### What is expected:
What lines in the material hold the string "Center"? Copy out each of them.

########################################

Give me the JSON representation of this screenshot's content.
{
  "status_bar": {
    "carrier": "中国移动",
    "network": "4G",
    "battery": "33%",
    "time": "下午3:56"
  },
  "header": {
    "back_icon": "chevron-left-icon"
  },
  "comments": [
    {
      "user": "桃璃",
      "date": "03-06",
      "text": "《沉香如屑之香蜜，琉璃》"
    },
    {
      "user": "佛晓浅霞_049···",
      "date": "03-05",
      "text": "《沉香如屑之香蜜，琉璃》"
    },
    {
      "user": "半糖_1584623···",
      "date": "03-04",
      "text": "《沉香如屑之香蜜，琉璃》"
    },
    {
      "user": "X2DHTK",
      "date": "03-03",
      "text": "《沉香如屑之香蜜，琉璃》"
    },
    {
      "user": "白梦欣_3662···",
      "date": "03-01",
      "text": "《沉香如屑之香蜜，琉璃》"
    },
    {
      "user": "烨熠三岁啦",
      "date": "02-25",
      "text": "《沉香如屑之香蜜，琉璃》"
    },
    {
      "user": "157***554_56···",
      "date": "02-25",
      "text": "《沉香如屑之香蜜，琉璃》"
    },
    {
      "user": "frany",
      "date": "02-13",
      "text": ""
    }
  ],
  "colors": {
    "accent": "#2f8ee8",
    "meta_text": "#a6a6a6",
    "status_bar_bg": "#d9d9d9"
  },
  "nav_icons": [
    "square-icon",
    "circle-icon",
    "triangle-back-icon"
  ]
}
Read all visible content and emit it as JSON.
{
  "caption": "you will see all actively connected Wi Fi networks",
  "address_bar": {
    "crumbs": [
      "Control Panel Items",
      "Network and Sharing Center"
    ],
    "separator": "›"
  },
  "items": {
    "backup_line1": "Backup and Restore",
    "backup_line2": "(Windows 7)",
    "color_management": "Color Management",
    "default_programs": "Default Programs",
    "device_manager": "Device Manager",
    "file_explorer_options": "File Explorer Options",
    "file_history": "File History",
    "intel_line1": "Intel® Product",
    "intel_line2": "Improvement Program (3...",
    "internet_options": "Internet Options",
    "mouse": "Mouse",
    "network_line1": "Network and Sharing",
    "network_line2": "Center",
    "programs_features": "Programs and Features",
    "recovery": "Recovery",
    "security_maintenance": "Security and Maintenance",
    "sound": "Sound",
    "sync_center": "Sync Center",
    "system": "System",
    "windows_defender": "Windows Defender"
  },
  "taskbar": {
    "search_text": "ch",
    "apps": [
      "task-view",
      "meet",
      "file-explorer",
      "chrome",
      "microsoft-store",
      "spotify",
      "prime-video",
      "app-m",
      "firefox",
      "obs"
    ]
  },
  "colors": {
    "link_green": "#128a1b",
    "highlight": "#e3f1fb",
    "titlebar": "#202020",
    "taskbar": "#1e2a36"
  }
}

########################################

### Reply to the exercise:
      "Network and Sharing Center"
    "network_line2": "Center",
    "sync_center": "Sync Center",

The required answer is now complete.